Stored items
════════════════════

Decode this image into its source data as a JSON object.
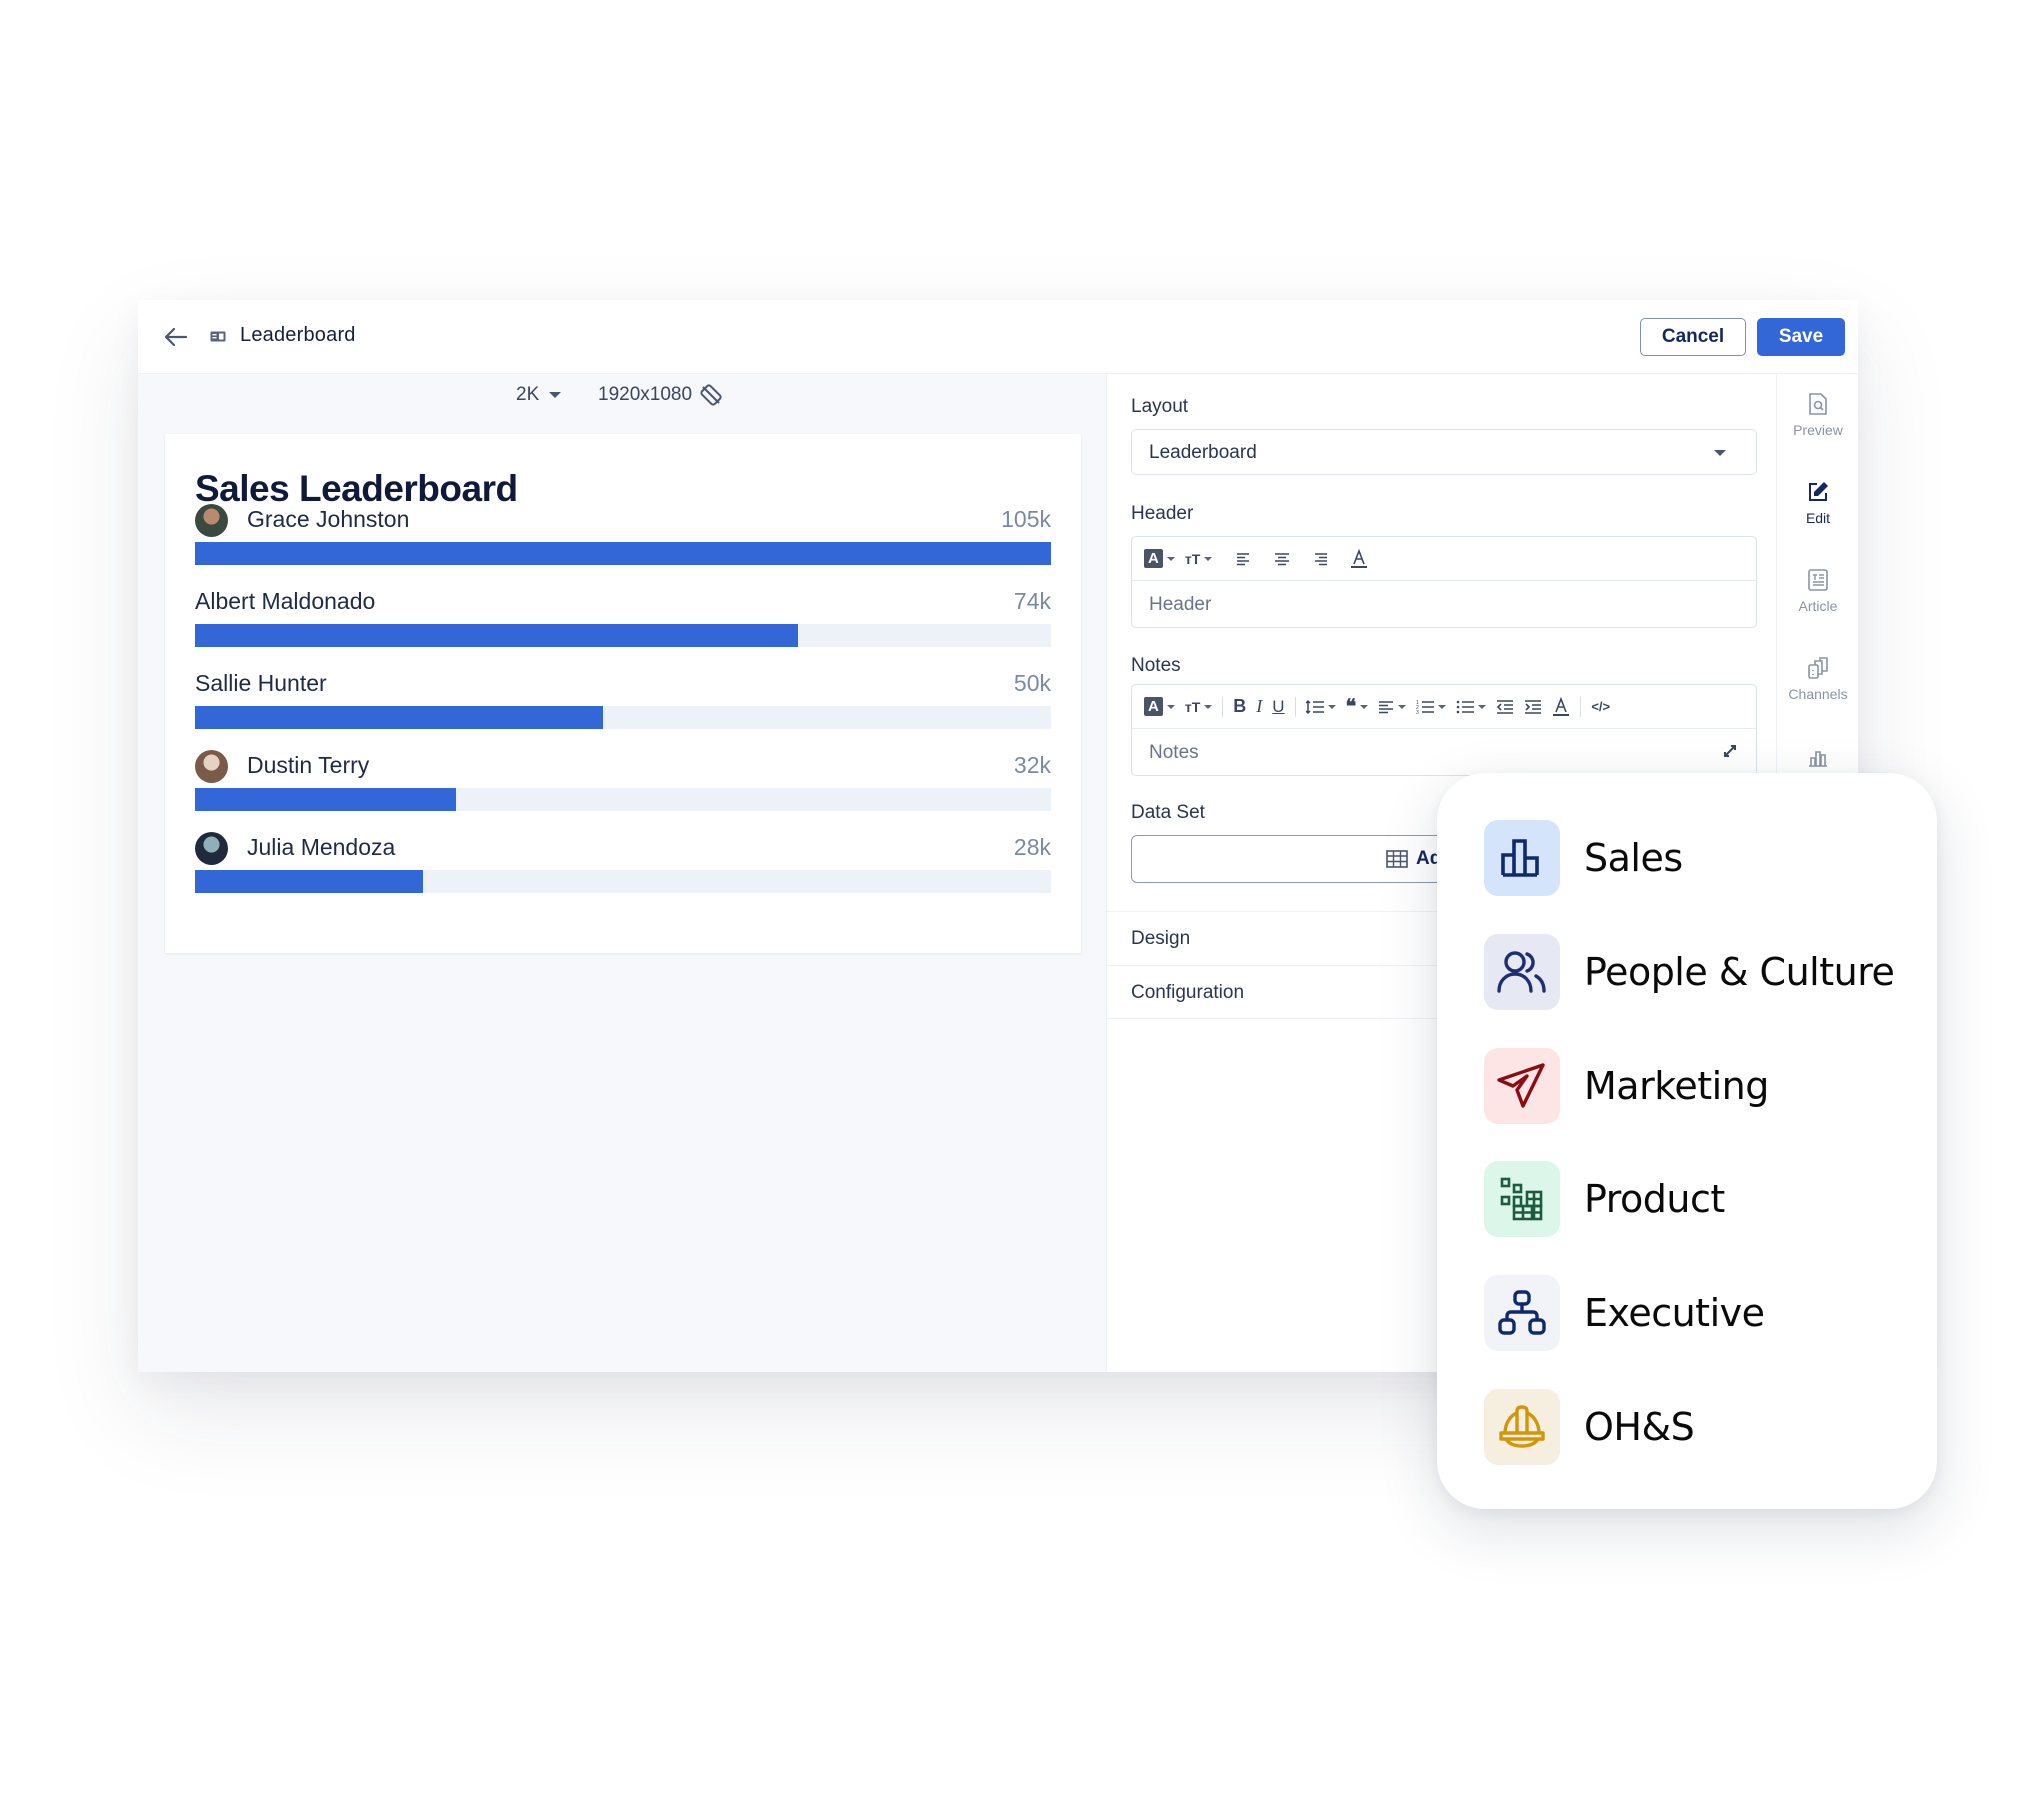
{
  "topbar": {
    "title": "Leaderboard",
    "back_icon": "arrow-left-icon",
    "layout_icon": "layout-icon",
    "cancel_label": "Cancel",
    "save_label": "Save"
  },
  "canvas": {
    "resolution_option": "2K",
    "resolution_value": "1920x1080",
    "rotate_icon": "rotate-screen-icon"
  },
  "leaderboard": {
    "title": "Sales Leaderboard",
    "bar_color": "#3366d6",
    "track_color": "#edf2f9",
    "max_value_k": 105,
    "rows": [
      {
        "name": "Grace Johnston",
        "value_label": "105k",
        "value_k": 105,
        "has_avatar": true
      },
      {
        "name": "Albert Maldonado",
        "value_label": "74k",
        "value_k": 74,
        "has_avatar": false
      },
      {
        "name": "Sallie Hunter",
        "value_label": "50k",
        "value_k": 50,
        "has_avatar": false
      },
      {
        "name": "Dustin Terry",
        "value_label": "32k",
        "value_k": 32,
        "has_avatar": true
      },
      {
        "name": "Julia Mendoza",
        "value_label": "28k",
        "value_k": 28,
        "has_avatar": true
      }
    ]
  },
  "editor": {
    "layout_label": "Layout",
    "layout_value": "Leaderboard",
    "header_label": "Header",
    "header_placeholder": "Header",
    "notes_label": "Notes",
    "notes_placeholder": "Notes",
    "dataset_label": "Data Set",
    "dataset_button": "Ad",
    "sections": [
      "Design",
      "Configuration"
    ]
  },
  "rail": {
    "items": [
      {
        "label": "Preview",
        "icon": "preview-icon",
        "active": false
      },
      {
        "label": "Edit",
        "icon": "edit-icon",
        "active": true
      },
      {
        "label": "Article",
        "icon": "article-icon",
        "active": false
      },
      {
        "label": "Channels",
        "icon": "channels-icon",
        "active": false
      },
      {
        "label": "",
        "icon": "chart-icon",
        "active": false
      }
    ]
  },
  "categories": [
    {
      "label": "Sales",
      "icon": "bar-chart-icon",
      "bg": "#d3e4fb",
      "fg": "#0f2a6b"
    },
    {
      "label": "People & Culture",
      "icon": "people-icon",
      "bg": "#e6e8f4",
      "fg": "#1e2f6e"
    },
    {
      "label": "Marketing",
      "icon": "send-icon",
      "bg": "#fde5e6",
      "fg": "#8a0d14"
    },
    {
      "label": "Product",
      "icon": "blocks-icon",
      "bg": "#dcf6ea",
      "fg": "#1c5c3c"
    },
    {
      "label": "Executive",
      "icon": "org-chart-icon",
      "bg": "#f1f3f9",
      "fg": "#0f2a6b"
    },
    {
      "label": "OH&S",
      "icon": "hard-hat-icon",
      "bg": "#f6efe0",
      "fg": "#d2960c"
    }
  ]
}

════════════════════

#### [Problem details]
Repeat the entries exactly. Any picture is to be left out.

#### [Result for this exercise]
Decode this image into its source data as a JSON object.
{
  "topbar": {
    "title": "Leaderboard",
    "back_icon": "arrow-left-icon",
    "layout_icon": "layout-icon",
    "cancel_label": "Cancel",
    "save_label": "Save"
  },
  "canvas": {
    "resolution_option": "2K",
    "resolution_value": "1920x1080",
    "rotate_icon": "rotate-screen-icon"
  },
  "leaderboard": {
    "title": "Sales Leaderboard",
    "bar_color": "#3366d6",
    "track_color": "#edf2f9",
    "max_value_k": 105,
    "rows": [
      {
        "name": "Grace Johnston",
        "value_label": "105k",
        "value_k": 105,
        "has_avatar": true
      },
      {
        "name": "Albert Maldonado",
        "value_label": "74k",
        "value_k": 74,
        "has_avatar": false
      },
      {
        "name": "Sallie Hunter",
        "value_label": "50k",
        "value_k": 50,
        "has_avatar": false
      },
      {
        "name": "Dustin Terry",
        "value_label": "32k",
        "value_k": 32,
        "has_avatar": true
      },
      {
        "name": "Julia Mendoza",
        "value_label": "28k",
        "value_k": 28,
        "has_avatar": true
      }
    ]
  },
  "editor": {
    "layout_label": "Layout",
    "layout_value": "Leaderboard",
    "header_label": "Header",
    "header_placeholder": "Header",
    "notes_label": "Notes",
    "notes_placeholder": "Notes",
    "dataset_label": "Data Set",
    "dataset_button": "Ad",
    "sections": [
      "Design",
      "Configuration"
    ]
  },
  "rail": {
    "items": [
      {
        "label": "Preview",
        "icon": "preview-icon",
        "active": false
      },
      {
        "label": "Edit",
        "icon": "edit-icon",
        "active": true
      },
      {
        "label": "Article",
        "icon": "article-icon",
        "active": false
      },
      {
        "label": "Channels",
        "icon": "channels-icon",
        "active": false
      },
      {
        "label": "",
        "icon": "chart-icon",
        "active": false
      }
    ]
  },
  "categories": [
    {
      "label": "Sales",
      "icon": "bar-chart-icon",
      "bg": "#d3e4fb",
      "fg": "#0f2a6b"
    },
    {
      "label": "People & Culture",
      "icon": "people-icon",
      "bg": "#e6e8f4",
      "fg": "#1e2f6e"
    },
    {
      "label": "Marketing",
      "icon": "send-icon",
      "bg": "#fde5e6",
      "fg": "#8a0d14"
    },
    {
      "label": "Product",
      "icon": "blocks-icon",
      "bg": "#dcf6ea",
      "fg": "#1c5c3c"
    },
    {
      "label": "Executive",
      "icon": "org-chart-icon",
      "bg": "#f1f3f9",
      "fg": "#0f2a6b"
    },
    {
      "label": "OH&S",
      "icon": "hard-hat-icon",
      "bg": "#f6efe0",
      "fg": "#d2960c"
    }
  ]
}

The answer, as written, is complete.